The trick for a two-piece band is to sound bigger than the sum of its parts. Many try, and most fall short. Seattle band Antique Scream is another story.

Though there were only a handful of people in the audience at Red Room Jan. 22—mostly heshers in snowboots with an 8:1 ratio of dudes to ladies—the duo held nothing back, blasting through a set of face-melters, using only drums and a long guitar to create a giant rock sound that sped up mustache growth and tightened jeans just to hear.

Guitarist Christopher Rutledge played a Danelectro, split through two amps and an octave pedal to get the bone-rattling low end.
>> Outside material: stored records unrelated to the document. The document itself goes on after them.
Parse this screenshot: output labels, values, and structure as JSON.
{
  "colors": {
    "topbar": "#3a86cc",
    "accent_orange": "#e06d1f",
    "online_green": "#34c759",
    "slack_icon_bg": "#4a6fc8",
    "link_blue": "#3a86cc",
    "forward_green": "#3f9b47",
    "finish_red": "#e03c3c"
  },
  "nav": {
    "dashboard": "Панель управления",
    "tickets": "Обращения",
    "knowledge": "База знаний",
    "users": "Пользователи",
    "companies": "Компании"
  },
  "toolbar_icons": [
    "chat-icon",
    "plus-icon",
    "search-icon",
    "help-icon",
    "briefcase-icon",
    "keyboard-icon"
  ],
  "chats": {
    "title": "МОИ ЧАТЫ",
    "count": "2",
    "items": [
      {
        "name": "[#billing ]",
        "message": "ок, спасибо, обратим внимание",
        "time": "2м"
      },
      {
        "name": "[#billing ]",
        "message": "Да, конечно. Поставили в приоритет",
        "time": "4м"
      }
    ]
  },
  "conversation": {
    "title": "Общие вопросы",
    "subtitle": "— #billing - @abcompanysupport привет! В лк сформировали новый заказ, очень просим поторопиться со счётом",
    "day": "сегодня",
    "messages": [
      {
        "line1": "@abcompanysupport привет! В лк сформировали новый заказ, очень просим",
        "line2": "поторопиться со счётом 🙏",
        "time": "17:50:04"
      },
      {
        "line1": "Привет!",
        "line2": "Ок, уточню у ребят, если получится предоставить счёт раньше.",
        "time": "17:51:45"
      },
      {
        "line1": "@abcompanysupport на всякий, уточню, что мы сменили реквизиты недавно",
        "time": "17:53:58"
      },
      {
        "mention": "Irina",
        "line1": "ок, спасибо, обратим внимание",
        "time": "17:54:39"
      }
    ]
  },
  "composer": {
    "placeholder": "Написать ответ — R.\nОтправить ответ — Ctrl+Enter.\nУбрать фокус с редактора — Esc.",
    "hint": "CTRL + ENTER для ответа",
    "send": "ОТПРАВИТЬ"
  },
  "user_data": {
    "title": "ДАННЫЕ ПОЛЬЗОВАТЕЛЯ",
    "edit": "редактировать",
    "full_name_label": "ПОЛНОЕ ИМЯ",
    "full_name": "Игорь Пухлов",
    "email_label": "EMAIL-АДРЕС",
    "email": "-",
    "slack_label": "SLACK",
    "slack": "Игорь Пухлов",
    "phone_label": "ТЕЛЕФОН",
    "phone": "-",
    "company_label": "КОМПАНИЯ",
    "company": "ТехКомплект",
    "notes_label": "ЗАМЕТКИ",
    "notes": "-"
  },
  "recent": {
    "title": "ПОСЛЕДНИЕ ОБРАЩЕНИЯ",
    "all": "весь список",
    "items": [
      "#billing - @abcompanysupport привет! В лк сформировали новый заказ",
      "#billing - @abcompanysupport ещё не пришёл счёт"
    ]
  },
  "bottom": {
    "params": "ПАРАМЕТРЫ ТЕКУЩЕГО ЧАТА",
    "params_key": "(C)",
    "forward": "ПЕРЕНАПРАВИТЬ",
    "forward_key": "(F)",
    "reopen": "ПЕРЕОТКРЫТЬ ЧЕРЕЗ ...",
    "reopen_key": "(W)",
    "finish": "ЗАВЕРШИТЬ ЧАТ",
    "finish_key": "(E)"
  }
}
His riffs and style had clear Sabbath influence, with speedy lines of overdriven notes in blues scales. Rutledge had stoner sludge and shred precision, especially in the syncopation between his riffs and the nitro-fuled drumming of William Fees.

Topped off with a metal wail, Antique Scream rocked so hard, it shook one of the stage lights loose from the ceiling, which shattered around Rutledge's feet, plunging his side of the stage into darkness.

"Thank you," Rutledge said when the song ended. "Sorry we broke your light bulb."

Antique Scream is metal from the 1970s, not the '80s. It's handlebar mustaches and Econoline vans, not spandex pants and Aqua Net. Deep Purple would approve.

"This one's about magic," Rutledge announced in a rare bit of stage banter.

Though the precision never let up, the tone and lack of instrumental variance started to become tedious toward the end of Antique Scream's set. But in short bursts, it was truly impressive.

"If anyone wants to let us stay with them tonight, that would be rad," Rutledge said.